The City of San Diego processes wastewater at its Point Loma treatment plant. Photo: City of San Diego

The City participated in additional wastewater studies related to COVID-19, including those by San Diego State University, the University of Arizona, and the Southern California Coastal Water Research Project.

San Diego’s collection, treatment, and disposal of wastewater are carefully monitored and meet all regulations ensuring the health and safety of its employees, community members, and the environment. While the presence and viability of COVID -19 in wastewater is still being examined by the scientific community, the City’s wastewater treatment process has proven to be very effective in removing other commonly found viruses and bacteria.

(Editor’s note: The City of San Diego is one of the San Diego County Water Authority’s 24 member agencies that deliver water across the metropolitan San Diego region.)

UCSD Reports ‘Unprecedented’ Spike in COVID Virus in San Diego Wastewater

An “unprecedented” spike in COVID-19 viral load in wastewater collected from San Diego County’s primary wastewater treatment facility was reported Saturday by UC San Diego School of Medicine researchers.

The amount of COVID-19 virus detected in wastewater has predicted the region’s COVID-19 caseload up to three weeks ahead of clinical diagnostic reports, the researchers said. Since people with COVID-19 shed the virus in their stool even before they experience symptoms, wastewater screening acts as an early warning system.

“The wastewater screening results reported on Friday are unlike any the team has seen before,” said Jackie Carr of UC San Diego Health. Both Delta and Omicron variants of the virus were detected in the wastewater.

Pandemic Reigns as Top Concern for California Issuers

More than 18 months into the pandemic, COVID-19 still reigns as the most pressing concern for California issuers.

During a panel discussion Tuesday at The Bond Buyer’s California Public Finance virtual conference, every discussion involved the pandemic in some way.

Oceanside Launches Ratepayer Relief Program On August 2

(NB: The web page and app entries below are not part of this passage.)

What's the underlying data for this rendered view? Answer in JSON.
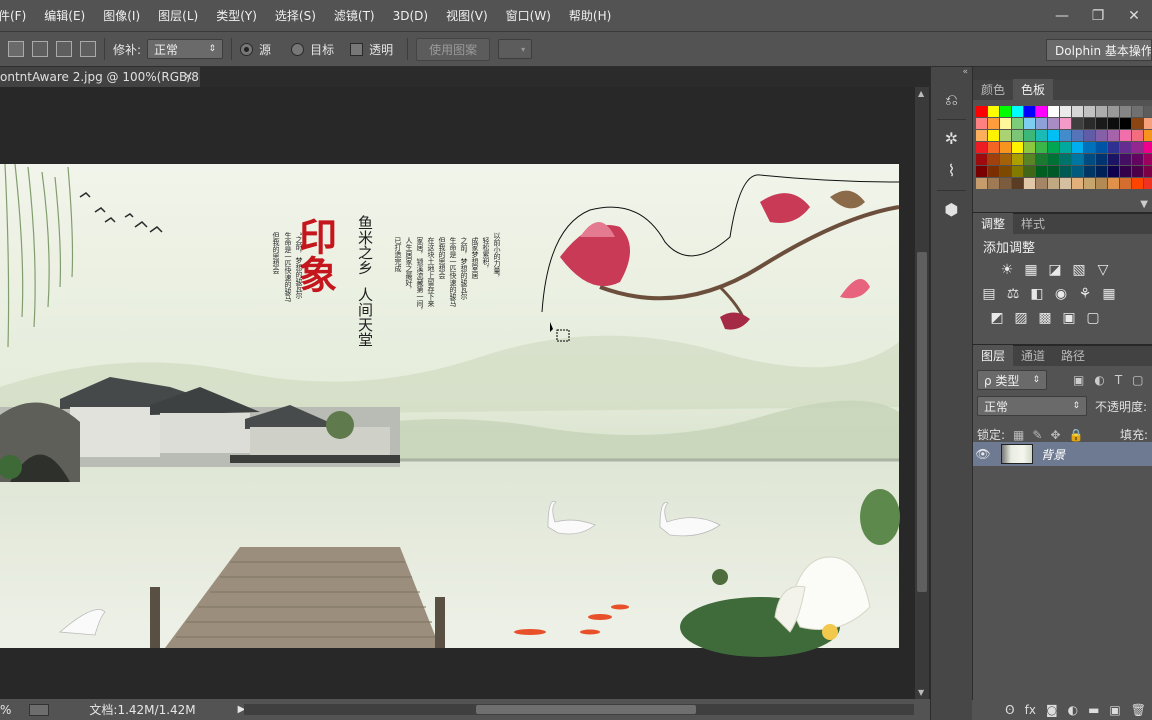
{
  "menu": [
    "件(F)",
    "编辑(E)",
    "图像(I)",
    "图层(L)",
    "类型(Y)",
    "选择(S)",
    "滤镜(T)",
    "3D(D)",
    "视图(V)",
    "窗口(W)",
    "帮助(H)"
  ],
  "window_controls": {
    "minimize": "—",
    "restore": "❐",
    "close": "✕"
  },
  "options": {
    "patch_label": "修补:",
    "patch_mode": "正常",
    "radio_source": "源",
    "radio_target": "目标",
    "transparent_label": "透明",
    "use_pattern_button": "使用图案",
    "workspace": "Dolphin 基本操作轴"
  },
  "document": {
    "tab_title": "ontntAware 2.jpg @ 100%(RGB/8)",
    "close_glyph": "×"
  },
  "artwork": {
    "title_red": "印象",
    "line1": "鱼米之乡",
    "line2": "人间天堂",
    "col1": "但我的思想会",
    "col2": "生命是一匹快速的骏马",
    "col3": "“之前，梦想的骏瓦尔",
    "col4": "以前小的力量，",
    "col5": "轻松累积，",
    "col6": "成家梦想室居",
    "col7": "之前，梦想的骏瓦尔",
    "col8": "生命是一匹快速的骏马",
    "col9": "但我的思想会",
    "col10": "在这块土地上留存下来",
    "col11": "家居，锁溪流藏第一间，",
    "col12": "人生居家之最好，",
    "col13": "已打造完成"
  },
  "status": {
    "zoom": "%",
    "doc_size": "文档:1.42M/1.42M"
  },
  "swatches_panel": {
    "tabs": [
      "颜色",
      "色板"
    ],
    "active": "色板",
    "colors": [
      "#ff0000",
      "#ffff00",
      "#00ff00",
      "#00ffff",
      "#0000ff",
      "#ff00ff",
      "#ffffff",
      "#ebebeb",
      "#d6d6d6",
      "#c2c2c2",
      "#adadad",
      "#999999",
      "#858585",
      "#707070",
      "#5c5c5c",
      "#ff8080",
      "#ff9d3c",
      "#fff799",
      "#7dcc79",
      "#7ccdf0",
      "#8da0d8",
      "#a88cc4",
      "#f39bc6",
      "#3f3f3f",
      "#2a2a2a",
      "#1a1a1a",
      "#0d0d0d",
      "#000000",
      "#8b4513",
      "#f6a07c",
      "#fbaf5d",
      "#fff200",
      "#acd373",
      "#7cc576",
      "#3bb878",
      "#1abbb4",
      "#00bff3",
      "#438ccb",
      "#5574b9",
      "#605ca8",
      "#855fa8",
      "#a763a9",
      "#f06ea9",
      "#f26d7d",
      "#f7941d",
      "#ed1c24",
      "#f26522",
      "#f7941d",
      "#fff200",
      "#8dc63f",
      "#39b54a",
      "#00a651",
      "#00a99d",
      "#00aeef",
      "#0072bc",
      "#0054a6",
      "#2e3192",
      "#662d91",
      "#92278f",
      "#ec008c",
      "#9e0b0f",
      "#a0410d",
      "#a3620a",
      "#aba000",
      "#598527",
      "#1a7b30",
      "#007236",
      "#00746b",
      "#0076a3",
      "#004b80",
      "#003471",
      "#1b1464",
      "#440e62",
      "#630460",
      "#9e005d",
      "#790000",
      "#7b2e00",
      "#7d4900",
      "#827b00",
      "#406618",
      "#005e20",
      "#005826",
      "#005952",
      "#005b7f",
      "#003663",
      "#002157",
      "#0d004c",
      "#32004b",
      "#4b0049",
      "#7b0046",
      "#c69c6d",
      "#9e7b54",
      "#7c5c3e",
      "#5a3c25",
      "#e0c7a7",
      "#a48666",
      "#c0a882",
      "#d4bfa0",
      "#e2b07b",
      "#c7a56f",
      "#b28a53",
      "#e0924a",
      "#d56d2e",
      "#ff4400",
      "#ee3322"
    ]
  },
  "adjustments_panel": {
    "tabs": [
      "调整",
      "样式"
    ],
    "active": "调整",
    "heading": "添加调整",
    "row1": [
      "☀",
      "▦",
      "◪",
      "▧",
      "▽"
    ],
    "row2": [
      "▤",
      "⚖",
      "◧",
      "◉",
      "⚘",
      "▦"
    ],
    "row3": [
      "◩",
      "▨",
      "▩",
      "▣",
      "▢"
    ]
  },
  "layers_panel": {
    "tabs": [
      "图层",
      "通道",
      "路径"
    ],
    "active": "图层",
    "filter_label": "ρ 类型",
    "blend_mode": "正常",
    "opacity_label": "不透明度:",
    "lock_label": "锁定:",
    "fill_label": "填充:",
    "layer_name": "背景"
  },
  "bottom_icons": [
    "ʘ",
    "fx",
    "◙",
    "◐",
    "▬",
    "▣",
    "🗑"
  ]
}
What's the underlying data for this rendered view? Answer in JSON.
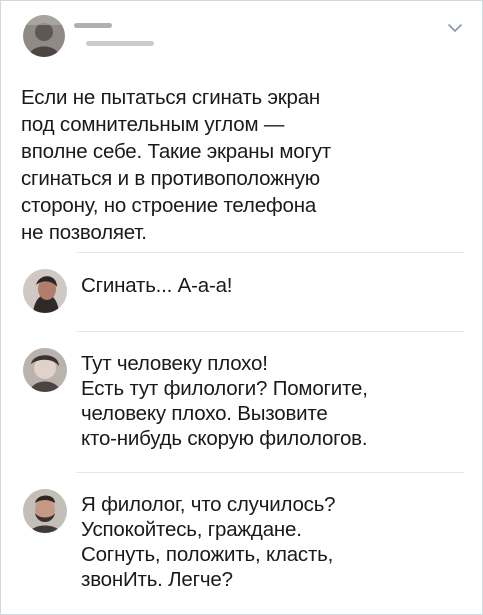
{
  "header": {
    "avatar_icon": "user-avatar-icon",
    "name_blurred": "",
    "menu_icon": "chevron-down-icon"
  },
  "tweet": {
    "text": "Если не пытаться сгинать экран\nпод сомнительным углом —\nвполне себе. Такие экраны могут\nсгинаться и в противоположную\nсторону, но строение телефона\nне позволяет."
  },
  "replies": [
    {
      "avatar_icon": "user-avatar-icon",
      "text": "Сгинать... А-а-а!"
    },
    {
      "avatar_icon": "user-avatar-icon",
      "text": "Тут человеку плохо!\nЕсть тут филологи? Помогите,\nчеловеку плохо. Вызовите\nкто-нибудь скорую филологов."
    },
    {
      "avatar_icon": "user-avatar-icon",
      "text": "Я филолог, что случилось?\nУспокойтесь, граждане.\nСогнуть, положить, класть,\nзвонИть. Легче?"
    }
  ],
  "colors": {
    "text": "#1a1a1a",
    "divider": "#e1e8ed",
    "border": "#cfd9de"
  }
}
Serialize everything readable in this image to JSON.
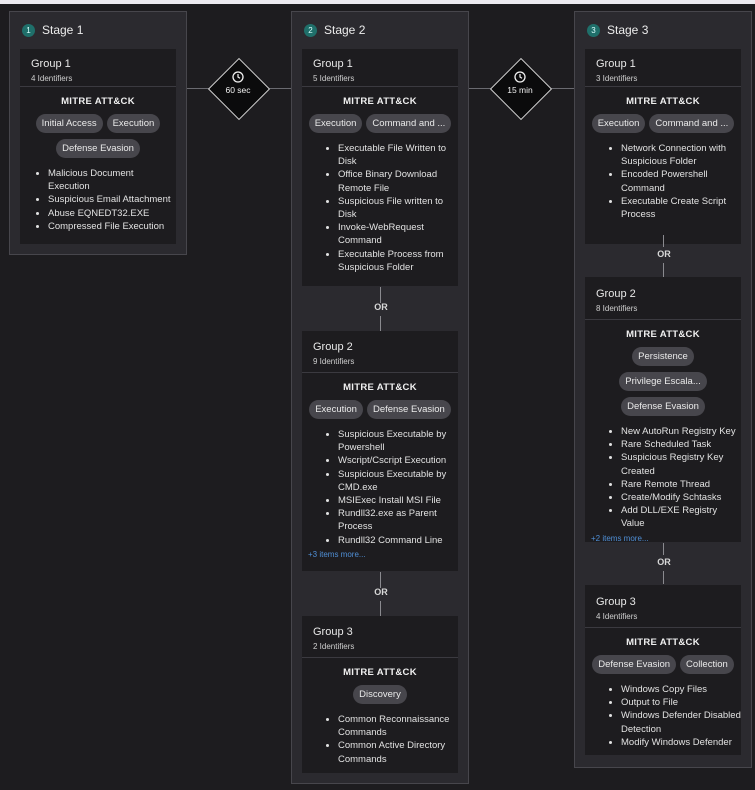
{
  "stages": [
    {
      "number": "1",
      "title": "Stage 1",
      "groups": [
        {
          "title": "Group 1",
          "subtitle": "4 Identifiers",
          "mitre_label": "MITRE ATT&CK",
          "tags": [
            "Initial Access",
            "Execution",
            "Defense Evasion"
          ],
          "items": [
            "Malicious Document Execution",
            "Suspicious Email Attachment",
            "Abuse EQNEDT32.EXE",
            "Compressed File Execution"
          ]
        }
      ]
    },
    {
      "number": "2",
      "title": "Stage 2",
      "groups": [
        {
          "title": "Group 1",
          "subtitle": "5 Identifiers",
          "mitre_label": "MITRE ATT&CK",
          "tags": [
            "Execution",
            "Command and ..."
          ],
          "items": [
            "Executable File Written to Disk",
            "Office Binary Download Remote File",
            "Suspicious File written to Disk",
            "Invoke-WebRequest Command",
            "Executable Process from Suspicious Folder"
          ]
        },
        {
          "title": "Group 2",
          "subtitle": "9 Identifiers",
          "mitre_label": "MITRE ATT&CK",
          "tags": [
            "Execution",
            "Defense Evasion"
          ],
          "items": [
            "Suspicious Executable by Powershell",
            "Wscript/Cscript Execution",
            "Suspicious Executable by CMD.exe",
            "MSIExec Install MSI File",
            "Rundll32.exe as Parent Process",
            "Rundll32 Command Line"
          ],
          "more": "+3 items more..."
        },
        {
          "title": "Group 3",
          "subtitle": "2 Identifiers",
          "mitre_label": "MITRE ATT&CK",
          "tags": [
            "Discovery"
          ],
          "items": [
            "Common Reconnaissance Commands",
            "Common Active Directory Commands"
          ]
        }
      ]
    },
    {
      "number": "3",
      "title": "Stage 3",
      "groups": [
        {
          "title": "Group 1",
          "subtitle": "3 Identifiers",
          "mitre_label": "MITRE ATT&CK",
          "tags": [
            "Execution",
            "Command and ..."
          ],
          "items": [
            "Network Connection with Suspicious Folder",
            "Encoded Powershell Command",
            "Executable Create Script Process"
          ]
        },
        {
          "title": "Group 2",
          "subtitle": "8 Identifiers",
          "mitre_label": "MITRE ATT&CK",
          "tags": [
            "Persistence",
            "Privilege Escala...",
            "Defense Evasion"
          ],
          "items": [
            "New AutoRun Registry Key",
            "Rare Scheduled Task",
            "Suspicious Registry Key Created",
            "Rare Remote Thread",
            "Create/Modify Schtasks",
            "Add DLL/EXE Registry Value"
          ],
          "more": "+2 items more..."
        },
        {
          "title": "Group 3",
          "subtitle": "4 Identifiers",
          "mitre_label": "MITRE ATT&CK",
          "tags": [
            "Defense Evasion",
            "Collection"
          ],
          "items": [
            "Windows Copy Files",
            "Output to File",
            "Windows Defender Disabled Detection",
            "Modify Windows Defender"
          ]
        }
      ]
    }
  ],
  "or_label": "OR",
  "timers": [
    {
      "label": "60 sec",
      "icon": "clock-icon"
    },
    {
      "label": "15 min",
      "icon": "clock-icon"
    }
  ]
}
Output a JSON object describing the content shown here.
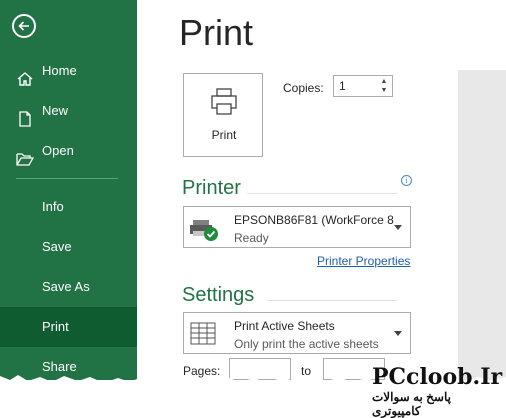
{
  "sidebar": {
    "items": [
      {
        "label": "Home",
        "icon": "home-icon"
      },
      {
        "label": "New",
        "icon": "new-file-icon"
      },
      {
        "label": "Open",
        "icon": "folder-open-icon"
      },
      {
        "label": "Info"
      },
      {
        "label": "Save"
      },
      {
        "label": "Save As"
      },
      {
        "label": "Print",
        "active": true
      },
      {
        "label": "Share"
      }
    ],
    "accent": "#217346",
    "active_bg": "#0e5c2f"
  },
  "main": {
    "title": "Print",
    "print_button_label": "Print",
    "copies_label": "Copies:",
    "copies_value": "1"
  },
  "printer": {
    "heading": "Printer",
    "name": "EPSONB86F81 (WorkForce 8...",
    "status": "Ready",
    "properties_link": "Printer Properties"
  },
  "settings": {
    "heading": "Settings",
    "sheets_title": "Print Active Sheets",
    "sheets_desc": "Only print the active sheets",
    "pages_label": "Pages:",
    "to_label": "to"
  },
  "watermark": {
    "title": "PCcloob.Ir",
    "subtitle": "پاسخ به سوالات کامپیوتری"
  }
}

The City of Oceanside announced the Oceanside Ratepayer Relief Program in response to financial hardships of the pandemic. The program will launch Monday, August 2, 2021, and will offer a one-time credit to eligible customers who are behind on their utility bill.

At the start of the global pandemic, Oceanside suspended late fees and water shutoffs; the Ratepayer Relief Program is going one step further to support customers. Funding for the program comes from a $2.3 million settlement received by the City as a result of litigation between the San Diego County Water Authority and the Metropolitan Water District that challenged rates charged for the delivery of water from 2011 to 2014.

Five Things to Know About Newsom’s budget Deal with Legislature

California lawmakers voted tonight to approve a record-busting state budget that reflects new agreements with Gov. Gavin Newsom to expand health care for undocumented immigrants, spend billions to alleviate homelessness and help Californians still struggling through the pandemic.

The $262.6 billion spending plan for the fiscal year that begins July 1 was fueled by a $76 billion state surplus and $27 billion in federal aid. Democrats who control the Capitol wanted to use the windfall to help the state recover from the coronavirus pandemic and its uneven toll on Californians.